Start of Supplied records

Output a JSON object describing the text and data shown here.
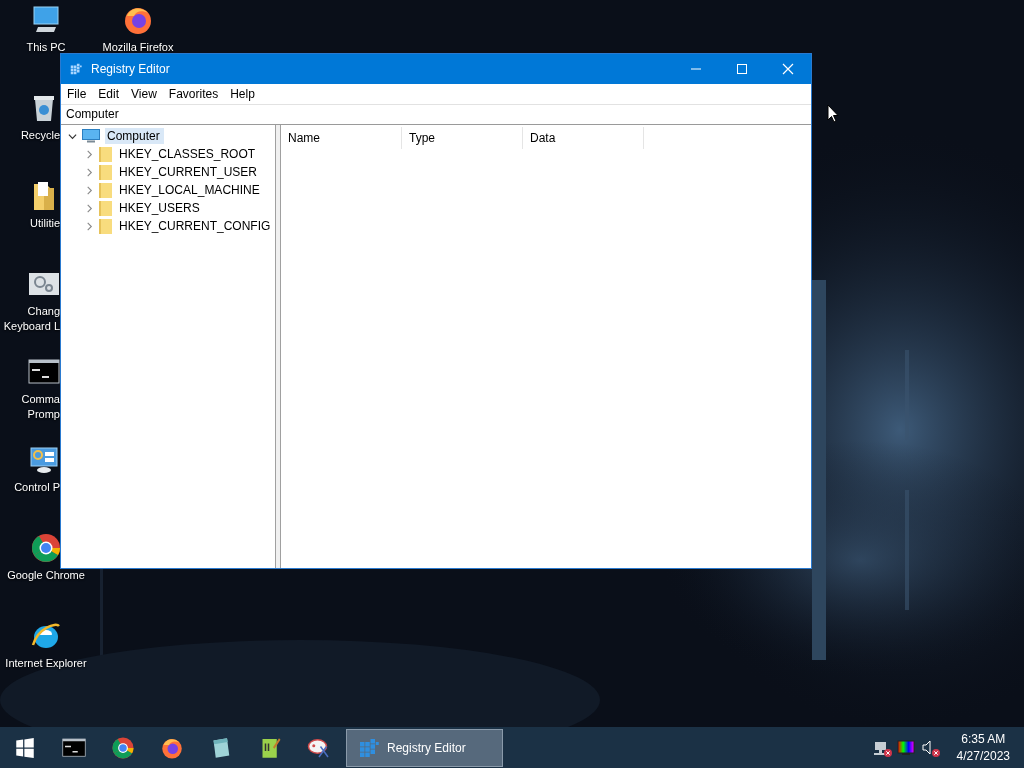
{
  "desktop": {
    "icons": [
      {
        "kind": "pc",
        "label_lines": [
          "This PC"
        ],
        "covered": false
      },
      {
        "kind": "recycle",
        "label_lines": [
          "Recycle"
        ],
        "covered": true
      },
      {
        "kind": "folder",
        "label_lines": [
          "Utilitie"
        ],
        "covered": true
      },
      {
        "kind": "gears",
        "label_lines": [
          "Chang",
          "Keyboard L"
        ],
        "covered": true
      },
      {
        "kind": "cmd",
        "label_lines": [
          "Comma",
          "Promp"
        ],
        "covered": true
      },
      {
        "kind": "control",
        "label_lines": [
          "Control P"
        ],
        "covered": true
      },
      {
        "kind": "chrome",
        "label_lines": [
          "Google Chrome"
        ],
        "covered": false
      },
      {
        "kind": "ie",
        "label_lines": [
          "Internet Explorer"
        ],
        "covered": false
      },
      {
        "kind": "firefox",
        "label_lines": [
          "Mozilla Firefox"
        ],
        "covered": false
      }
    ]
  },
  "window": {
    "title": "Registry Editor",
    "menu": [
      "File",
      "Edit",
      "View",
      "Favorites",
      "Help"
    ],
    "address": "Computer",
    "tree": {
      "label": "Computer",
      "expanded": true,
      "selected": true,
      "children": [
        {
          "label": "HKEY_CLASSES_ROOT",
          "expanded": false,
          "selected": false
        },
        {
          "label": "HKEY_CURRENT_USER",
          "expanded": false,
          "selected": false
        },
        {
          "label": "HKEY_LOCAL_MACHINE",
          "expanded": false,
          "selected": false
        },
        {
          "label": "HKEY_USERS",
          "expanded": false,
          "selected": false
        },
        {
          "label": "HKEY_CURRENT_CONFIG",
          "expanded": false,
          "selected": false
        }
      ]
    },
    "columns": [
      "Name",
      "Type",
      "Data"
    ]
  },
  "taskbar": {
    "items": [
      {
        "kind": "start",
        "selected": false
      },
      {
        "kind": "cmd",
        "selected": false
      },
      {
        "kind": "chrome",
        "selected": false
      },
      {
        "kind": "firefox",
        "selected": false
      },
      {
        "kind": "notepad",
        "selected": false
      },
      {
        "kind": "editor",
        "selected": false
      },
      {
        "kind": "paint",
        "selected": false
      },
      {
        "kind": "regedit",
        "label": "Registry Editor",
        "selected": true
      }
    ],
    "tray": [
      {
        "kind": "network",
        "error": true
      },
      {
        "kind": "display",
        "error": false
      },
      {
        "kind": "volume",
        "error": true
      }
    ],
    "clock": {
      "time": "6:35 AM",
      "date": "4/27/2023"
    }
  }
}
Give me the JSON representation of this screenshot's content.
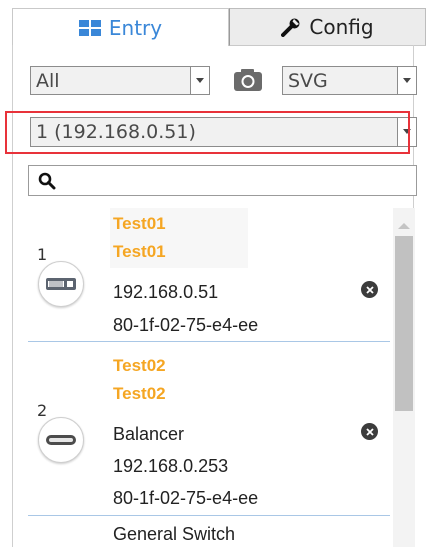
{
  "tabs": {
    "entry_label": "Entry",
    "config_label": "Config"
  },
  "filters": {
    "type_select_value": "All",
    "format_select_value": "SVG",
    "host_select_value": "1 (192.168.0.51)"
  },
  "search": {
    "placeholder": ""
  },
  "devices": [
    {
      "number": "1",
      "name_line1": "Test01",
      "name_line2": "Test01",
      "ip": "192.168.0.51",
      "mac": "80-1f-02-75-e4-ee"
    },
    {
      "number": "2",
      "name_line1": "Test02",
      "name_line2": "Test02",
      "type": "Balancer",
      "ip": "192.168.0.253",
      "mac": "80-1f-02-75-e4-ee"
    }
  ],
  "partial_row": {
    "type": "General Switch"
  },
  "colors": {
    "accent": "#3a87d8",
    "device_name": "#f5a623",
    "highlight_box": "#e8323a"
  }
}
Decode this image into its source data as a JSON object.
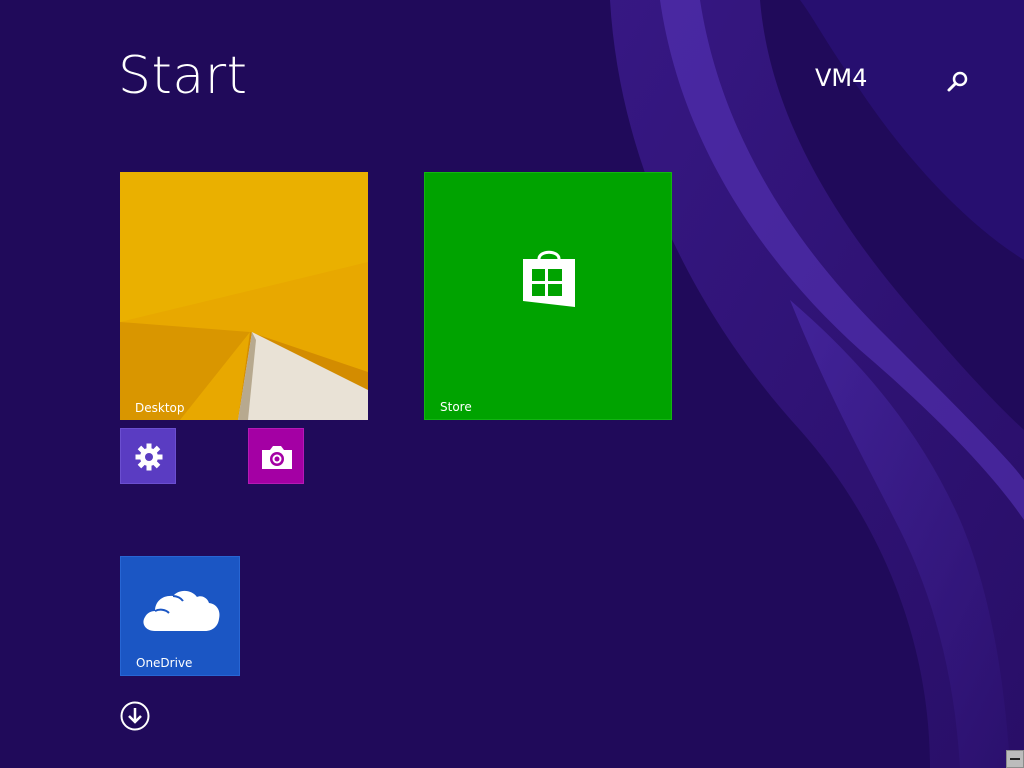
{
  "header": {
    "title": "Start",
    "user_name": "VM4",
    "search_icon": "search-icon"
  },
  "colors": {
    "background": "#200a5a",
    "desktop_tile": "#e8a800",
    "store_tile": "#00a300",
    "settings_tile": "#5a3cc2",
    "camera_tile": "#a400a4",
    "onedrive_tile": "#1b56c4"
  },
  "tiles": {
    "desktop": {
      "label": "Desktop"
    },
    "store": {
      "label": "Store",
      "icon": "store-bag-icon"
    },
    "settings": {
      "icon": "gear-icon"
    },
    "camera": {
      "icon": "camera-icon"
    },
    "onedrive": {
      "label": "OneDrive",
      "icon": "cloud-icon"
    }
  },
  "footer": {
    "all_apps_icon": "down-arrow-circle-icon"
  }
}
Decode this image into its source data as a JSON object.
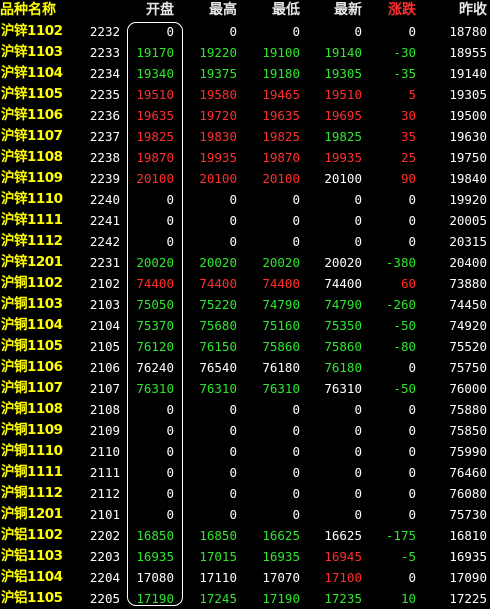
{
  "colors": {
    "up": "#ff2d2d",
    "down": "#2ee62e",
    "flat": "#ffffff",
    "name": "#ffff00",
    "header": "#e6e6e6",
    "code": "#ffffff",
    "prev_close": "#ffffff"
  },
  "header": {
    "name": "品种名称",
    "open": "开盘",
    "high": "最高",
    "low": "最低",
    "last": "最新",
    "change": "涨跌",
    "prev_close": "昨收"
  },
  "rows": [
    {
      "name": "沪锌1102",
      "code": "2232",
      "open": "0",
      "high": "0",
      "low": "0",
      "last": "0",
      "change": "0",
      "prev_close": "18780",
      "open_dir": "flat",
      "high_dir": "flat",
      "low_dir": "flat",
      "last_dir": "flat",
      "change_dir": "flat"
    },
    {
      "name": "沪锌1103",
      "code": "2233",
      "open": "19170",
      "high": "19220",
      "low": "19100",
      "last": "19140",
      "change": "-30",
      "prev_close": "18955",
      "open_dir": "down",
      "high_dir": "down",
      "low_dir": "down",
      "last_dir": "down",
      "change_dir": "down"
    },
    {
      "name": "沪锌1104",
      "code": "2234",
      "open": "19340",
      "high": "19375",
      "low": "19180",
      "last": "19305",
      "change": "-35",
      "prev_close": "19140",
      "open_dir": "down",
      "high_dir": "down",
      "low_dir": "down",
      "last_dir": "down",
      "change_dir": "down"
    },
    {
      "name": "沪锌1105",
      "code": "2235",
      "open": "19510",
      "high": "19580",
      "low": "19465",
      "last": "19510",
      "change": "5",
      "prev_close": "19305",
      "open_dir": "up",
      "high_dir": "up",
      "low_dir": "up",
      "last_dir": "up",
      "change_dir": "up"
    },
    {
      "name": "沪锌1106",
      "code": "2236",
      "open": "19635",
      "high": "19720",
      "low": "19635",
      "last": "19695",
      "change": "30",
      "prev_close": "19500",
      "open_dir": "up",
      "high_dir": "up",
      "low_dir": "up",
      "last_dir": "up",
      "change_dir": "up"
    },
    {
      "name": "沪锌1107",
      "code": "2237",
      "open": "19825",
      "high": "19830",
      "low": "19825",
      "last": "19825",
      "change": "35",
      "prev_close": "19630",
      "open_dir": "up",
      "high_dir": "up",
      "low_dir": "up",
      "last_dir": "down",
      "change_dir": "up"
    },
    {
      "name": "沪锌1108",
      "code": "2238",
      "open": "19870",
      "high": "19935",
      "low": "19870",
      "last": "19935",
      "change": "25",
      "prev_close": "19750",
      "open_dir": "up",
      "high_dir": "up",
      "low_dir": "up",
      "last_dir": "up",
      "change_dir": "up"
    },
    {
      "name": "沪锌1109",
      "code": "2239",
      "open": "20100",
      "high": "20100",
      "low": "20100",
      "last": "20100",
      "change": "90",
      "prev_close": "19840",
      "open_dir": "up",
      "high_dir": "up",
      "low_dir": "up",
      "last_dir": "flat",
      "change_dir": "up"
    },
    {
      "name": "沪锌1110",
      "code": "2240",
      "open": "0",
      "high": "0",
      "low": "0",
      "last": "0",
      "change": "0",
      "prev_close": "19920",
      "open_dir": "flat",
      "high_dir": "flat",
      "low_dir": "flat",
      "last_dir": "flat",
      "change_dir": "flat"
    },
    {
      "name": "沪锌1111",
      "code": "2241",
      "open": "0",
      "high": "0",
      "low": "0",
      "last": "0",
      "change": "0",
      "prev_close": "20005",
      "open_dir": "flat",
      "high_dir": "flat",
      "low_dir": "flat",
      "last_dir": "flat",
      "change_dir": "flat"
    },
    {
      "name": "沪锌1112",
      "code": "2242",
      "open": "0",
      "high": "0",
      "low": "0",
      "last": "0",
      "change": "0",
      "prev_close": "20315",
      "open_dir": "flat",
      "high_dir": "flat",
      "low_dir": "flat",
      "last_dir": "flat",
      "change_dir": "flat"
    },
    {
      "name": "沪锌1201",
      "code": "2231",
      "open": "20020",
      "high": "20020",
      "low": "20020",
      "last": "20020",
      "change": "-380",
      "prev_close": "20400",
      "open_dir": "down",
      "high_dir": "down",
      "low_dir": "down",
      "last_dir": "flat",
      "change_dir": "down"
    },
    {
      "name": "沪铜1102",
      "code": "2102",
      "open": "74400",
      "high": "74400",
      "low": "74400",
      "last": "74400",
      "change": "60",
      "prev_close": "73880",
      "open_dir": "up",
      "high_dir": "up",
      "low_dir": "up",
      "last_dir": "flat",
      "change_dir": "up"
    },
    {
      "name": "沪铜1103",
      "code": "2103",
      "open": "75050",
      "high": "75220",
      "low": "74790",
      "last": "74790",
      "change": "-260",
      "prev_close": "74450",
      "open_dir": "down",
      "high_dir": "down",
      "low_dir": "down",
      "last_dir": "down",
      "change_dir": "down"
    },
    {
      "name": "沪铜1104",
      "code": "2104",
      "open": "75370",
      "high": "75680",
      "low": "75160",
      "last": "75350",
      "change": "-50",
      "prev_close": "74920",
      "open_dir": "down",
      "high_dir": "down",
      "low_dir": "down",
      "last_dir": "down",
      "change_dir": "down"
    },
    {
      "name": "沪铜1105",
      "code": "2105",
      "open": "76120",
      "high": "76150",
      "low": "75860",
      "last": "75860",
      "change": "-80",
      "prev_close": "75520",
      "open_dir": "down",
      "high_dir": "down",
      "low_dir": "down",
      "last_dir": "down",
      "change_dir": "down"
    },
    {
      "name": "沪铜1106",
      "code": "2106",
      "open": "76240",
      "high": "76540",
      "low": "76180",
      "last": "76180",
      "change": "0",
      "prev_close": "75750",
      "open_dir": "flat",
      "high_dir": "flat",
      "low_dir": "flat",
      "last_dir": "down",
      "change_dir": "flat"
    },
    {
      "name": "沪铜1107",
      "code": "2107",
      "open": "76310",
      "high": "76310",
      "low": "76310",
      "last": "76310",
      "change": "-50",
      "prev_close": "76000",
      "open_dir": "down",
      "high_dir": "down",
      "low_dir": "down",
      "last_dir": "flat",
      "change_dir": "down"
    },
    {
      "name": "沪铜1108",
      "code": "2108",
      "open": "0",
      "high": "0",
      "low": "0",
      "last": "0",
      "change": "0",
      "prev_close": "75880",
      "open_dir": "flat",
      "high_dir": "flat",
      "low_dir": "flat",
      "last_dir": "flat",
      "change_dir": "flat"
    },
    {
      "name": "沪铜1109",
      "code": "2109",
      "open": "0",
      "high": "0",
      "low": "0",
      "last": "0",
      "change": "0",
      "prev_close": "75850",
      "open_dir": "flat",
      "high_dir": "flat",
      "low_dir": "flat",
      "last_dir": "flat",
      "change_dir": "flat"
    },
    {
      "name": "沪铜1110",
      "code": "2110",
      "open": "0",
      "high": "0",
      "low": "0",
      "last": "0",
      "change": "0",
      "prev_close": "75990",
      "open_dir": "flat",
      "high_dir": "flat",
      "low_dir": "flat",
      "last_dir": "flat",
      "change_dir": "flat"
    },
    {
      "name": "沪铜1111",
      "code": "2111",
      "open": "0",
      "high": "0",
      "low": "0",
      "last": "0",
      "change": "0",
      "prev_close": "76460",
      "open_dir": "flat",
      "high_dir": "flat",
      "low_dir": "flat",
      "last_dir": "flat",
      "change_dir": "flat"
    },
    {
      "name": "沪铜1112",
      "code": "2112",
      "open": "0",
      "high": "0",
      "low": "0",
      "last": "0",
      "change": "0",
      "prev_close": "76080",
      "open_dir": "flat",
      "high_dir": "flat",
      "low_dir": "flat",
      "last_dir": "flat",
      "change_dir": "flat"
    },
    {
      "name": "沪铜1201",
      "code": "2101",
      "open": "0",
      "high": "0",
      "low": "0",
      "last": "0",
      "change": "0",
      "prev_close": "75730",
      "open_dir": "flat",
      "high_dir": "flat",
      "low_dir": "flat",
      "last_dir": "flat",
      "change_dir": "flat"
    },
    {
      "name": "沪铝1102",
      "code": "2202",
      "open": "16850",
      "high": "16850",
      "low": "16625",
      "last": "16625",
      "change": "-175",
      "prev_close": "16810",
      "open_dir": "down",
      "high_dir": "down",
      "low_dir": "down",
      "last_dir": "flat",
      "change_dir": "down"
    },
    {
      "name": "沪铝1103",
      "code": "2203",
      "open": "16935",
      "high": "17015",
      "low": "16935",
      "last": "16945",
      "change": "-5",
      "prev_close": "16935",
      "open_dir": "down",
      "high_dir": "down",
      "low_dir": "down",
      "last_dir": "up",
      "change_dir": "down"
    },
    {
      "name": "沪铝1104",
      "code": "2204",
      "open": "17080",
      "high": "17110",
      "low": "17070",
      "last": "17100",
      "change": "0",
      "prev_close": "17090",
      "open_dir": "flat",
      "high_dir": "flat",
      "low_dir": "flat",
      "last_dir": "up",
      "change_dir": "flat"
    },
    {
      "name": "沪铝1105",
      "code": "2205",
      "open": "17190",
      "high": "17245",
      "low": "17190",
      "last": "17235",
      "change": "10",
      "prev_close": "17225",
      "open_dir": "down",
      "high_dir": "down",
      "low_dir": "down",
      "last_dir": "down",
      "change_dir": "down"
    }
  ]
}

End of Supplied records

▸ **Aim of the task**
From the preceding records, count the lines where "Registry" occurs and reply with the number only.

▸ **Output below**
2